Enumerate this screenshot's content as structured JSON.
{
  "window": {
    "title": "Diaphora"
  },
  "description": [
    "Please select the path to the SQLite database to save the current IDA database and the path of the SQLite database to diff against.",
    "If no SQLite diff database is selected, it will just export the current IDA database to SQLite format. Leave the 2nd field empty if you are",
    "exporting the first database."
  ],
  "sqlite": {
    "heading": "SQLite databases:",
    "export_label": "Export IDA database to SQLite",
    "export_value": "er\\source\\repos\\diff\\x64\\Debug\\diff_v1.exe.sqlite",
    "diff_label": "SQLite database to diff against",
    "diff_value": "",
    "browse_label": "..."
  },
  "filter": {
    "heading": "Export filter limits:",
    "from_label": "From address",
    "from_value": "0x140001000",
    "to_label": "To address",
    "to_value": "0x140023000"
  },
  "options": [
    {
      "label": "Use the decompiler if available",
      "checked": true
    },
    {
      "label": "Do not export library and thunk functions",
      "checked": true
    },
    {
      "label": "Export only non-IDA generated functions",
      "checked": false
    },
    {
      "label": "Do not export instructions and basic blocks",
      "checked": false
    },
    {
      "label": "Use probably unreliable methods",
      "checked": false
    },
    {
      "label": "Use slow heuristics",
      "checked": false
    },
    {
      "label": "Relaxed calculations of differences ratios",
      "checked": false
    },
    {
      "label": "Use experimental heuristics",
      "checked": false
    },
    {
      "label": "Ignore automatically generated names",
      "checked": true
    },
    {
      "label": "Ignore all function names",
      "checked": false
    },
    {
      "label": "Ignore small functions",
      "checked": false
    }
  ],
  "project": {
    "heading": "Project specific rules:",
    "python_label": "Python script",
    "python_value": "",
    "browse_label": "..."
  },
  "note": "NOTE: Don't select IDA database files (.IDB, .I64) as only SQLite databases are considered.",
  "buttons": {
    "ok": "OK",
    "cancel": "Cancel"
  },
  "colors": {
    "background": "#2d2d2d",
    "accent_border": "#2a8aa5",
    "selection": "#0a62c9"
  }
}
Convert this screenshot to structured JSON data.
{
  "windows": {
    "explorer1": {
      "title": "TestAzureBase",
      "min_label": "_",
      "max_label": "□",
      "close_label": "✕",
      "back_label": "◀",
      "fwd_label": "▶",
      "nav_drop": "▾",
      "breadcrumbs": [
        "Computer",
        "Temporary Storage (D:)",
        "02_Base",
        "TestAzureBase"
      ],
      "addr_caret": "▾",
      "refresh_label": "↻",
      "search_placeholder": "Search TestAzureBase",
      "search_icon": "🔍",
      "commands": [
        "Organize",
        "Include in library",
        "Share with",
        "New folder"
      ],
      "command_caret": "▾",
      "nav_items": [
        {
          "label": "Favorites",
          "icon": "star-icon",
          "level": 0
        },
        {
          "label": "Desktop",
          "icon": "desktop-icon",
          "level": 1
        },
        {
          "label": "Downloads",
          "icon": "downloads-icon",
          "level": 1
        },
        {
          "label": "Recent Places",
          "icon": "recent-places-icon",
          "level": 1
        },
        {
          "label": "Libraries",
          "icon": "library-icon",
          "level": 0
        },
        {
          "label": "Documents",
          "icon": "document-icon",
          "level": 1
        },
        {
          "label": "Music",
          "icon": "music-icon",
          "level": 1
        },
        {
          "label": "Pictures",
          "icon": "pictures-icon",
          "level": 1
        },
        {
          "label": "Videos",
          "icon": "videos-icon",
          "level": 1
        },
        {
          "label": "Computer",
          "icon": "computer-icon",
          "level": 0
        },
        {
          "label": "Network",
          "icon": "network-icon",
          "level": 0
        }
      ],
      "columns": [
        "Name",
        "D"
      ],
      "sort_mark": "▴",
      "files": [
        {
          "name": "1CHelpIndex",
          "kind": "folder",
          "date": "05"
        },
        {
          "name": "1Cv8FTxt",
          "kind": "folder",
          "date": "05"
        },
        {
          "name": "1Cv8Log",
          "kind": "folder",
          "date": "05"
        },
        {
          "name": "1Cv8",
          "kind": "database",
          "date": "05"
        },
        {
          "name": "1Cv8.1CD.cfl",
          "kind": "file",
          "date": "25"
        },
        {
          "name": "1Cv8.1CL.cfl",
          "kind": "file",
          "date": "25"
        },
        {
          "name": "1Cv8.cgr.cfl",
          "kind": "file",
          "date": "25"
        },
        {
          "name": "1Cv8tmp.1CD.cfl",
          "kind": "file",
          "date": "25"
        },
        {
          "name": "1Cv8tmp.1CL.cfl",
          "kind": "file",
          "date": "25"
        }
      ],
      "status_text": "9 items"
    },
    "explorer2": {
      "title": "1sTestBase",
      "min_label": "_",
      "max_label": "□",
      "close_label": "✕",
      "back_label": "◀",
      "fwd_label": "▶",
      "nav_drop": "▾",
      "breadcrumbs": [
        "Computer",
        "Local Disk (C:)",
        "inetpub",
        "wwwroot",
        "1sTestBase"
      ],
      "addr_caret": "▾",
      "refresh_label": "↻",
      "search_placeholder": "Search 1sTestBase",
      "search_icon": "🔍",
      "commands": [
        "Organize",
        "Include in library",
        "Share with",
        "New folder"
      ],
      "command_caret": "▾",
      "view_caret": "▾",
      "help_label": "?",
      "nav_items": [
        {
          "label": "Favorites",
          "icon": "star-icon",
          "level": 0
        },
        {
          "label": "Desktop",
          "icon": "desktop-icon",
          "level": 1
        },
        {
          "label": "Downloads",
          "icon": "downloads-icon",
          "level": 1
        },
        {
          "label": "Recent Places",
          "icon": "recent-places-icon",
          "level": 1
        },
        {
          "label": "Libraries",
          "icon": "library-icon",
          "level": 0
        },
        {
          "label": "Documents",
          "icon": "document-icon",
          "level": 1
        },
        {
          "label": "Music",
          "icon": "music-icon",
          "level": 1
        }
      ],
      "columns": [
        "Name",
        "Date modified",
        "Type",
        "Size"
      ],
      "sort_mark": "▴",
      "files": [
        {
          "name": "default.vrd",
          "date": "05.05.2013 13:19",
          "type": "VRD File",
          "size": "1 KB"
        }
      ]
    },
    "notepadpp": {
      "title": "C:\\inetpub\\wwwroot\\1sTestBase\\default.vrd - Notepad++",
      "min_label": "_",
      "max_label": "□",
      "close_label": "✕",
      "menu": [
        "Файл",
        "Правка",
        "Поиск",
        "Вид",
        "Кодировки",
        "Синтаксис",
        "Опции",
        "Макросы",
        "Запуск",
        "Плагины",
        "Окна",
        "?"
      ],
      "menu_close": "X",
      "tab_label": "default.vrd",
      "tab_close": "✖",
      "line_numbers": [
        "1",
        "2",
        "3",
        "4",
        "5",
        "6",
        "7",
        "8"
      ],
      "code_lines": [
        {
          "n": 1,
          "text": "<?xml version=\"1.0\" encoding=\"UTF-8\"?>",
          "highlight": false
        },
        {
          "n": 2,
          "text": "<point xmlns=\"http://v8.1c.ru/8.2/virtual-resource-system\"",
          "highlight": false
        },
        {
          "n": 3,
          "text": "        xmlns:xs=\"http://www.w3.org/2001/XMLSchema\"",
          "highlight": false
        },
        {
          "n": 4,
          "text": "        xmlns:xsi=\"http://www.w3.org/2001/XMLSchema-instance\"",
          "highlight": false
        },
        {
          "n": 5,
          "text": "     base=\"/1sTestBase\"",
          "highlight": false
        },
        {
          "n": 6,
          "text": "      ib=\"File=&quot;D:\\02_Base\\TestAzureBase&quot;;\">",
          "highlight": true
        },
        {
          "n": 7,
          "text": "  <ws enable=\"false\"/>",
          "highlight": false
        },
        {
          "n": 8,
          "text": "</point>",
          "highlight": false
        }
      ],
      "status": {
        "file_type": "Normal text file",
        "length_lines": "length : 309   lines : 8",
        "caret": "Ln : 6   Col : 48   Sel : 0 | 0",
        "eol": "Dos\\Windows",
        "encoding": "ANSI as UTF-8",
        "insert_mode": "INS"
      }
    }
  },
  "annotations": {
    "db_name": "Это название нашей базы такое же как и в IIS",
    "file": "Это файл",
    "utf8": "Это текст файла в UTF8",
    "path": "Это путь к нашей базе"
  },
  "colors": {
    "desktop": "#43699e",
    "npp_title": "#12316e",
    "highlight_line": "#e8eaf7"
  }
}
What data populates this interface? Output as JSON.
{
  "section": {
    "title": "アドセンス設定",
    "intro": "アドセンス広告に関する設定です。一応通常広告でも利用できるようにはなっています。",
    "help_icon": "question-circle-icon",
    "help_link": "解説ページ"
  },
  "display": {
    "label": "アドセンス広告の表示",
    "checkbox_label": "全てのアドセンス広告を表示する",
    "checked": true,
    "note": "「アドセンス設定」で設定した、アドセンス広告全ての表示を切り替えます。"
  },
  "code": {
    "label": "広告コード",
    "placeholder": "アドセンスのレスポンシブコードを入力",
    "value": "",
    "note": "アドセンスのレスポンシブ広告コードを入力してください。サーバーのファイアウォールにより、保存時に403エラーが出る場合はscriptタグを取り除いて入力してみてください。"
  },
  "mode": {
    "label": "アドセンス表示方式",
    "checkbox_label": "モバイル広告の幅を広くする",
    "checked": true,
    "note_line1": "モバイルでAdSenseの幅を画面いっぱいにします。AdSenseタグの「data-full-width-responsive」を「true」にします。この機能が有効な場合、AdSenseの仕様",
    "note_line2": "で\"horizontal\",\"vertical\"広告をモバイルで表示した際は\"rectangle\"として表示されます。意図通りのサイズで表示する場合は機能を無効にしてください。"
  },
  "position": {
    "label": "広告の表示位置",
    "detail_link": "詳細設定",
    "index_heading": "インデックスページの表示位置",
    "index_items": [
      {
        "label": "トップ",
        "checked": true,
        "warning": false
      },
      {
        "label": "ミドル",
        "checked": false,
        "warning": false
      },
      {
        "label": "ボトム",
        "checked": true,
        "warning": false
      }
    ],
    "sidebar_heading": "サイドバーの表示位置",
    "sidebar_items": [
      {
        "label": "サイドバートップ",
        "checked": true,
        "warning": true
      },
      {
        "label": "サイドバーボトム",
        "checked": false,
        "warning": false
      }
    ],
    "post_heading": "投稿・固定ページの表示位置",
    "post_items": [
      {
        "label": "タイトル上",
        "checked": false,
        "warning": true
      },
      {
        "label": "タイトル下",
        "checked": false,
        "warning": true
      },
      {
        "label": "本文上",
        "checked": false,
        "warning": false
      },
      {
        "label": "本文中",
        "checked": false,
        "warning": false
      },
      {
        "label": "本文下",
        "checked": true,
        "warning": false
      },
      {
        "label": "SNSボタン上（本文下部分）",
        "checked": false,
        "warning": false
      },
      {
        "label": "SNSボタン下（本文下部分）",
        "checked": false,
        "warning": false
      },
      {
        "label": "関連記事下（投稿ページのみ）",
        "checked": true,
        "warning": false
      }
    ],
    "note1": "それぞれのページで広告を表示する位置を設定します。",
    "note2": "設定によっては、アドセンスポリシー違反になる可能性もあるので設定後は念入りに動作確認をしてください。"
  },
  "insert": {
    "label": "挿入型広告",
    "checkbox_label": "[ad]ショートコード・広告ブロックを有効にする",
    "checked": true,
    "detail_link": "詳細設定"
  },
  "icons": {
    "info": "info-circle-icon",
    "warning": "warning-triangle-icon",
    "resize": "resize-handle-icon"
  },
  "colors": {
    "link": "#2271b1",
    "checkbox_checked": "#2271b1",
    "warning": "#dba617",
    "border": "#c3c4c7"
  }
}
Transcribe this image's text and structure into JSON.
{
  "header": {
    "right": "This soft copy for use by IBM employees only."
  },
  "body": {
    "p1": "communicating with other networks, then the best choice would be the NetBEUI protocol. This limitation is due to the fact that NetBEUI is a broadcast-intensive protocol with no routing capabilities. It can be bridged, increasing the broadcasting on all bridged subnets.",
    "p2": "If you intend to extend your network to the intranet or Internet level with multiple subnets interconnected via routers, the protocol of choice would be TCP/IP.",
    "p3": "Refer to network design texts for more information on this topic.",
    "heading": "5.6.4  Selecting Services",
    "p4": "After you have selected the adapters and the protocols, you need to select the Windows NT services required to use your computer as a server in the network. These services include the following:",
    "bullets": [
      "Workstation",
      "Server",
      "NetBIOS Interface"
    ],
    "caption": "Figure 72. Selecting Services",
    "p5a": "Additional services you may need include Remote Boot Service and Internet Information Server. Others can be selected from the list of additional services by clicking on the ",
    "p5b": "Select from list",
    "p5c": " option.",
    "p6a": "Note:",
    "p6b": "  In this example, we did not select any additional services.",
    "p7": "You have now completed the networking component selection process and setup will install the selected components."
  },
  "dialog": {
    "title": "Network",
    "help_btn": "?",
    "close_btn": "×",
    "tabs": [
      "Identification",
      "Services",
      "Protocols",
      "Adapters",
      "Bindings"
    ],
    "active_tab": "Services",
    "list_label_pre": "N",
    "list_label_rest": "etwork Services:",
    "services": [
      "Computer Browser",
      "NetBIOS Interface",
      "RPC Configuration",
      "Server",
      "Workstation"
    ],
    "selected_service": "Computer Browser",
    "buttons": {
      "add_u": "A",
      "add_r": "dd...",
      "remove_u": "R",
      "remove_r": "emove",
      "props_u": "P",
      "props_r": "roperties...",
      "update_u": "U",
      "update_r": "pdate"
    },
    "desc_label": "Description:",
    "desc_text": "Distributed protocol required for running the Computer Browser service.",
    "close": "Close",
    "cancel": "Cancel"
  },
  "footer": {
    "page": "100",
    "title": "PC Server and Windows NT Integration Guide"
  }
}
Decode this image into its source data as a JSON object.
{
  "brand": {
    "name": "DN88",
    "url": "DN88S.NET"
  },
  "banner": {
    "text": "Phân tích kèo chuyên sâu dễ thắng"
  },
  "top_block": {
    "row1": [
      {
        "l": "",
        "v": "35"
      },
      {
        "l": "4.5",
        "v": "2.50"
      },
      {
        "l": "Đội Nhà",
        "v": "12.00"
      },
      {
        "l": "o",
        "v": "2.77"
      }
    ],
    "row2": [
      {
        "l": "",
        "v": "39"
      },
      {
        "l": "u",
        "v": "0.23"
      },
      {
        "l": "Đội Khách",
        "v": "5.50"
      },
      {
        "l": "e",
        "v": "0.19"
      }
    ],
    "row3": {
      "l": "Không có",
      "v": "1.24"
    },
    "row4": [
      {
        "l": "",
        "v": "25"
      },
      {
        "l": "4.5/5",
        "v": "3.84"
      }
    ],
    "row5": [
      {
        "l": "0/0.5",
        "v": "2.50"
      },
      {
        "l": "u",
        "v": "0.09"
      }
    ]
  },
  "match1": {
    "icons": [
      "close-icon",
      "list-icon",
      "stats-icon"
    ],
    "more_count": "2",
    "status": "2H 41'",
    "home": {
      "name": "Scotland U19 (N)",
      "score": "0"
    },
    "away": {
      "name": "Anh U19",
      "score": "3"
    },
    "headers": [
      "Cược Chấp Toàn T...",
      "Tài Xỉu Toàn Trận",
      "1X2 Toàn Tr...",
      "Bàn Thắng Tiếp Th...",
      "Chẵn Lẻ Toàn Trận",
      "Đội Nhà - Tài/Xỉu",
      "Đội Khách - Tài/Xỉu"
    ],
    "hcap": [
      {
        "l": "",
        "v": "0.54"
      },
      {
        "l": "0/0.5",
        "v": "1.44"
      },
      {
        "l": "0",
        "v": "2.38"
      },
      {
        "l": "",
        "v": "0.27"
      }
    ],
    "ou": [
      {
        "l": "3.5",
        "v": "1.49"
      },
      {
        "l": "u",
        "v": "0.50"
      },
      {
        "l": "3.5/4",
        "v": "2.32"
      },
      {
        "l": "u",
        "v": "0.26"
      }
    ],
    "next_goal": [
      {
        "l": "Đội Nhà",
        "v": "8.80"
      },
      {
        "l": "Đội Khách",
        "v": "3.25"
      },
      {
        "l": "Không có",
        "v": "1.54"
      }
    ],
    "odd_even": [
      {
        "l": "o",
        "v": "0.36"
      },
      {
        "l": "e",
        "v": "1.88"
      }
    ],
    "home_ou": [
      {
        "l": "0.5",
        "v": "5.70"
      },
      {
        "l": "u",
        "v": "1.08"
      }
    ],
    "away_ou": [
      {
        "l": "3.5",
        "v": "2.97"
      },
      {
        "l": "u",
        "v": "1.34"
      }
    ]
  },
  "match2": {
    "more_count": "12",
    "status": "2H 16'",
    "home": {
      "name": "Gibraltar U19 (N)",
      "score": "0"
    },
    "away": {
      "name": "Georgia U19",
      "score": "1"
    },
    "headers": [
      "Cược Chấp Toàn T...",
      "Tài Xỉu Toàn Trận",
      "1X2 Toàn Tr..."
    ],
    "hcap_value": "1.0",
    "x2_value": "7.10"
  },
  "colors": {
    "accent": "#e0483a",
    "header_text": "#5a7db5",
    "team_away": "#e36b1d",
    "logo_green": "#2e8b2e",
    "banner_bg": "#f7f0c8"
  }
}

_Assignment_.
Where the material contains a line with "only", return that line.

_Task output_.
      "label": "Export only non-IDA generated functions",
  "note": "NOTE: Don't select IDA database files (.IDB, .I64) as only SQLite databases are considered.",
    "right": "This soft copy for use by IBM employees only."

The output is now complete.